**Records for this task:**
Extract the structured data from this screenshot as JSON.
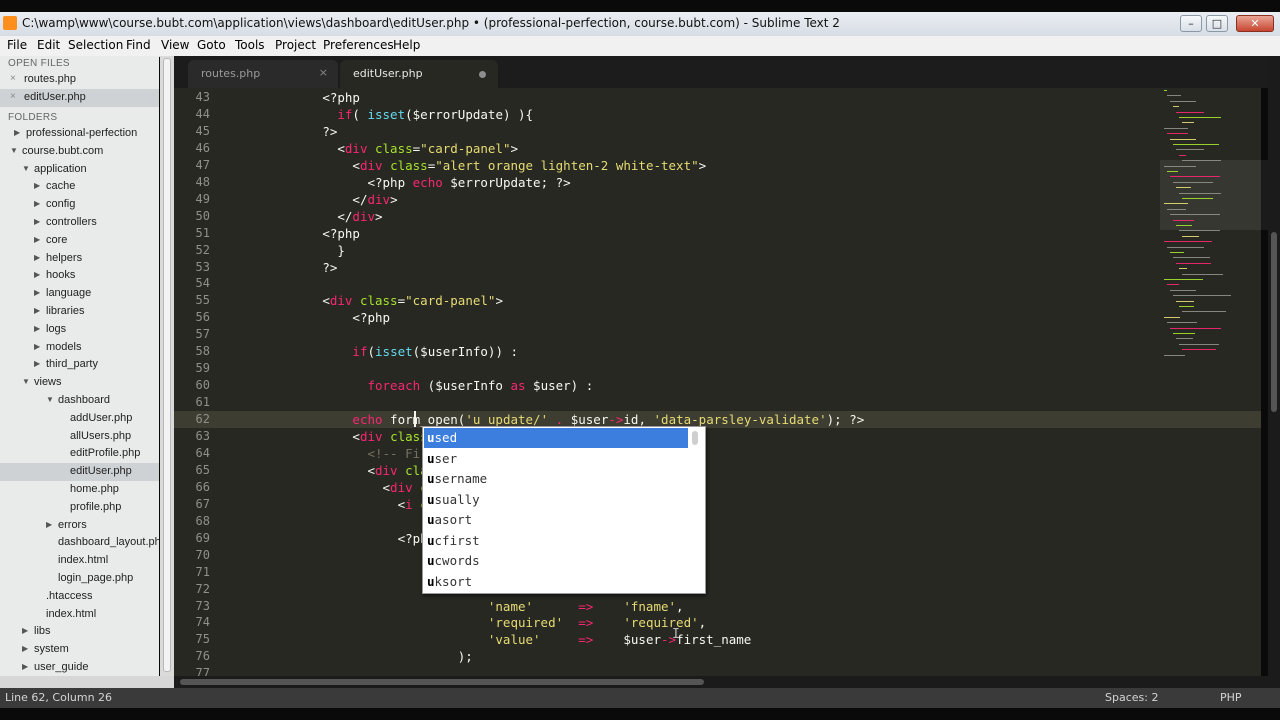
{
  "window": {
    "title": "C:\\wamp\\www\\course.bubt.com\\application\\views\\dashboard\\editUser.php • (professional-perfection, course.bubt.com) - Sublime Text 2"
  },
  "menu": [
    "File",
    "Edit",
    "Selection",
    "Find",
    "View",
    "Goto",
    "Tools",
    "Project",
    "Preferences",
    "Help"
  ],
  "sidebar": {
    "open_files_header": "OPEN FILES",
    "open_files": [
      {
        "label": "routes.php",
        "selected": false
      },
      {
        "label": "editUser.php",
        "selected": true
      }
    ],
    "folders_header": "FOLDERS",
    "tree": [
      {
        "label": "professional-perfection",
        "expanded": false,
        "folder": true,
        "selected": false
      },
      {
        "label": "course.bubt.com",
        "expanded": true,
        "folder": true,
        "selected": false
      },
      {
        "label": "application",
        "expanded": true,
        "folder": true,
        "selected": false
      },
      {
        "label": "cache",
        "expanded": false,
        "folder": true,
        "selected": false
      },
      {
        "label": "config",
        "expanded": false,
        "folder": true,
        "selected": false
      },
      {
        "label": "controllers",
        "expanded": false,
        "folder": true,
        "selected": false
      },
      {
        "label": "core",
        "expanded": false,
        "folder": true,
        "selected": false
      },
      {
        "label": "helpers",
        "expanded": false,
        "folder": true,
        "selected": false
      },
      {
        "label": "hooks",
        "expanded": false,
        "folder": true,
        "selected": false
      },
      {
        "label": "language",
        "expanded": false,
        "folder": true,
        "selected": false
      },
      {
        "label": "libraries",
        "expanded": false,
        "folder": true,
        "selected": false
      },
      {
        "label": "logs",
        "expanded": false,
        "folder": true,
        "selected": false
      },
      {
        "label": "models",
        "expanded": false,
        "folder": true,
        "selected": false
      },
      {
        "label": "third_party",
        "expanded": false,
        "folder": true,
        "selected": false
      },
      {
        "label": "views",
        "expanded": true,
        "folder": true,
        "selected": false
      },
      {
        "label": "dashboard",
        "expanded": true,
        "folder": true,
        "selected": false
      },
      {
        "label": "addUser.php",
        "expanded": false,
        "folder": false,
        "selected": false
      },
      {
        "label": "allUsers.php",
        "expanded": false,
        "folder": false,
        "selected": false
      },
      {
        "label": "editProfile.php",
        "expanded": false,
        "folder": false,
        "selected": false
      },
      {
        "label": "editUser.php",
        "expanded": false,
        "folder": false,
        "selected": true
      },
      {
        "label": "home.php",
        "expanded": false,
        "folder": false,
        "selected": false
      },
      {
        "label": "profile.php",
        "expanded": false,
        "folder": false,
        "selected": false
      },
      {
        "label": "errors",
        "expanded": false,
        "folder": true,
        "selected": false
      },
      {
        "label": "dashboard_layout.php",
        "expanded": false,
        "folder": false,
        "selected": false
      },
      {
        "label": "index.html",
        "expanded": false,
        "folder": false,
        "selected": false
      },
      {
        "label": "login_page.php",
        "expanded": false,
        "folder": false,
        "selected": false
      },
      {
        "label": ".htaccess",
        "expanded": false,
        "folder": false,
        "selected": false
      },
      {
        "label": "index.html",
        "expanded": false,
        "folder": false,
        "selected": false
      },
      {
        "label": "libs",
        "expanded": false,
        "folder": true,
        "selected": false
      },
      {
        "label": "system",
        "expanded": false,
        "folder": true,
        "selected": false
      },
      {
        "label": "user_guide",
        "expanded": false,
        "folder": true,
        "selected": false
      }
    ]
  },
  "tabs": [
    {
      "label": "routes.php",
      "active": false,
      "close_glyph": "×"
    },
    {
      "label": "editUser.php",
      "active": true,
      "modified": true
    }
  ],
  "editor": {
    "current_line": 62,
    "lines": [
      {
        "n": 43,
        "tokens": [
          [
            "            ",
            ""
          ],
          [
            "<?php",
            "tg"
          ]
        ]
      },
      {
        "n": 44,
        "tokens": [
          [
            "              ",
            ""
          ],
          [
            "if",
            "kw"
          ],
          [
            "( ",
            ""
          ],
          [
            "isset",
            "fn"
          ],
          [
            "(",
            ""
          ],
          [
            "$errorUpdate",
            ""
          ],
          [
            ") ){",
            ""
          ]
        ]
      },
      {
        "n": 45,
        "tokens": [
          [
            "            ",
            ""
          ],
          [
            "?>",
            "tg"
          ]
        ]
      },
      {
        "n": 46,
        "tokens": [
          [
            "              ",
            ""
          ],
          [
            "<",
            "tg"
          ],
          [
            "div",
            "tn"
          ],
          [
            " ",
            ""
          ],
          [
            "class",
            "at"
          ],
          [
            "=",
            ""
          ],
          [
            "\"card-panel\"",
            "st"
          ],
          [
            ">",
            "tg"
          ]
        ]
      },
      {
        "n": 47,
        "tokens": [
          [
            "                ",
            ""
          ],
          [
            "<",
            "tg"
          ],
          [
            "div",
            "tn"
          ],
          [
            " ",
            ""
          ],
          [
            "class",
            "at"
          ],
          [
            "=",
            ""
          ],
          [
            "\"alert orange lighten-2 white-text\"",
            "st"
          ],
          [
            ">",
            "tg"
          ]
        ]
      },
      {
        "n": 48,
        "tokens": [
          [
            "                  ",
            ""
          ],
          [
            "<?php",
            "tg"
          ],
          [
            " ",
            ""
          ],
          [
            "echo",
            "kw"
          ],
          [
            " $errorUpdate; ",
            ""
          ],
          [
            "?>",
            "tg"
          ]
        ]
      },
      {
        "n": 49,
        "tokens": [
          [
            "                ",
            ""
          ],
          [
            "</",
            "tg"
          ],
          [
            "div",
            "tn"
          ],
          [
            ">",
            "tg"
          ]
        ]
      },
      {
        "n": 50,
        "tokens": [
          [
            "              ",
            ""
          ],
          [
            "</",
            "tg"
          ],
          [
            "div",
            "tn"
          ],
          [
            ">",
            "tg"
          ]
        ]
      },
      {
        "n": 51,
        "tokens": [
          [
            "            ",
            ""
          ],
          [
            "<?php",
            "tg"
          ]
        ]
      },
      {
        "n": 52,
        "tokens": [
          [
            "              ",
            ""
          ],
          [
            "}",
            ""
          ]
        ]
      },
      {
        "n": 53,
        "tokens": [
          [
            "            ",
            ""
          ],
          [
            "?>",
            "tg"
          ]
        ]
      },
      {
        "n": 54,
        "tokens": [
          [
            "",
            ""
          ]
        ]
      },
      {
        "n": 55,
        "tokens": [
          [
            "            ",
            ""
          ],
          [
            "<",
            "tg"
          ],
          [
            "div",
            "tn"
          ],
          [
            " ",
            ""
          ],
          [
            "class",
            "at"
          ],
          [
            "=",
            ""
          ],
          [
            "\"card-panel\"",
            "st"
          ],
          [
            ">",
            "tg"
          ]
        ]
      },
      {
        "n": 56,
        "tokens": [
          [
            "                ",
            ""
          ],
          [
            "<?php",
            "tg"
          ]
        ]
      },
      {
        "n": 57,
        "tokens": [
          [
            "",
            ""
          ]
        ]
      },
      {
        "n": 58,
        "tokens": [
          [
            "                ",
            ""
          ],
          [
            "if",
            "kw"
          ],
          [
            "(",
            ""
          ],
          [
            "isset",
            "fn"
          ],
          [
            "($userInfo)) :",
            ""
          ]
        ]
      },
      {
        "n": 59,
        "tokens": [
          [
            "",
            ""
          ]
        ]
      },
      {
        "n": 60,
        "tokens": [
          [
            "                  ",
            ""
          ],
          [
            "foreach",
            "kw"
          ],
          [
            " ($userInfo ",
            ""
          ],
          [
            "as",
            "kw"
          ],
          [
            " $user) :",
            ""
          ]
        ]
      },
      {
        "n": 61,
        "tokens": [
          [
            "",
            ""
          ]
        ]
      },
      {
        "n": 62,
        "tokens": [
          [
            "                ",
            ""
          ],
          [
            "echo",
            "tn"
          ],
          [
            " form_open(",
            ""
          ],
          [
            "'u_update/'",
            "st"
          ],
          [
            " ",
            ""
          ],
          [
            ".",
            "kw"
          ],
          [
            " $user",
            ""
          ],
          [
            "->",
            "kw"
          ],
          [
            "id, ",
            ""
          ],
          [
            "'data-parsley-validate'",
            "st"
          ],
          [
            "); ",
            ""
          ],
          [
            "?>",
            "tg"
          ]
        ]
      },
      {
        "n": 63,
        "tokens": [
          [
            "                ",
            ""
          ],
          [
            "<",
            "tg"
          ],
          [
            "div",
            "tn"
          ],
          [
            " ",
            ""
          ],
          [
            "class",
            "at"
          ],
          [
            "=",
            ""
          ],
          [
            "\"row\"",
            "st"
          ],
          [
            ">",
            "tg"
          ]
        ]
      },
      {
        "n": 64,
        "tokens": [
          [
            "                  ",
            ""
          ],
          [
            "<!-- First Name",
            "cm"
          ]
        ]
      },
      {
        "n": 65,
        "tokens": [
          [
            "                  ",
            ""
          ],
          [
            "<",
            "tg"
          ],
          [
            "div",
            "tn"
          ],
          [
            " ",
            ""
          ],
          [
            "class",
            "at"
          ],
          [
            "=",
            ""
          ],
          [
            "\"col",
            "st"
          ]
        ]
      },
      {
        "n": 66,
        "tokens": [
          [
            "                    ",
            ""
          ],
          [
            "<",
            "tg"
          ],
          [
            "div",
            "tn"
          ],
          [
            " ",
            ""
          ],
          [
            "class",
            "at"
          ],
          [
            "=",
            ""
          ],
          [
            "\"i",
            "st"
          ]
        ]
      },
      {
        "n": 67,
        "tokens": [
          [
            "                      ",
            ""
          ],
          [
            "<",
            "tg"
          ],
          [
            "i",
            "tn"
          ],
          [
            " ",
            ""
          ],
          [
            "class",
            "at"
          ],
          [
            "=",
            ""
          ],
          [
            "\"f",
            "st"
          ]
        ]
      },
      {
        "n": 68,
        "tokens": [
          [
            "",
            ""
          ]
        ]
      },
      {
        "n": 69,
        "tokens": [
          [
            "                      ",
            ""
          ],
          [
            "<?php",
            "tg"
          ]
        ]
      },
      {
        "n": 70,
        "tokens": [
          [
            "",
            ""
          ]
        ]
      },
      {
        "n": 71,
        "tokens": [
          [
            "                              ",
            ""
          ],
          [
            "$fi",
            ""
          ]
        ]
      },
      {
        "n": 72,
        "tokens": [
          [
            "",
            ""
          ]
        ]
      },
      {
        "n": 73,
        "tokens": [
          [
            "                                  ",
            ""
          ],
          [
            "'name'",
            "st"
          ],
          [
            "      ",
            ""
          ],
          [
            "=>",
            "kw"
          ],
          [
            "    ",
            ""
          ],
          [
            "'fname'",
            "st"
          ],
          [
            ",",
            ""
          ]
        ]
      },
      {
        "n": 74,
        "tokens": [
          [
            "                                  ",
            ""
          ],
          [
            "'required'",
            "st"
          ],
          [
            "  ",
            ""
          ],
          [
            "=>",
            "kw"
          ],
          [
            "    ",
            ""
          ],
          [
            "'required'",
            "st"
          ],
          [
            ",",
            ""
          ]
        ]
      },
      {
        "n": 75,
        "tokens": [
          [
            "                                  ",
            ""
          ],
          [
            "'value'",
            "st"
          ],
          [
            "     ",
            ""
          ],
          [
            "=>",
            "kw"
          ],
          [
            "    ",
            ""
          ],
          [
            "$user",
            ""
          ],
          [
            "->",
            "kw"
          ],
          [
            "first_name",
            ""
          ]
        ]
      },
      {
        "n": 76,
        "tokens": [
          [
            "                              );",
            ""
          ]
        ]
      },
      {
        "n": 77,
        "tokens": [
          [
            "",
            ""
          ]
        ]
      }
    ]
  },
  "autocomplete": {
    "typed_prefix": "u",
    "items": [
      {
        "label": "used",
        "selected": true
      },
      {
        "label": "user",
        "selected": false
      },
      {
        "label": "username",
        "selected": false
      },
      {
        "label": "usually",
        "selected": false
      },
      {
        "label": "uasort",
        "selected": false
      },
      {
        "label": "ucfirst",
        "selected": false
      },
      {
        "label": "ucwords",
        "selected": false
      },
      {
        "label": "uksort",
        "selected": false
      }
    ]
  },
  "status": {
    "position": "Line 62, Column 26",
    "indent": "Spaces: 2",
    "syntax": "PHP"
  },
  "colors": {
    "editor_bg": "#272822",
    "keyword": "#f92672",
    "string": "#e6db74",
    "tag": "#f8f8f2",
    "tagname": "#f92672",
    "attribute": "#a6e22e",
    "function": "#66d9ef",
    "comment": "#75715e",
    "selection": "#3b7ede"
  }
}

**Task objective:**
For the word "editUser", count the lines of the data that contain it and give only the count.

**Result below:**
4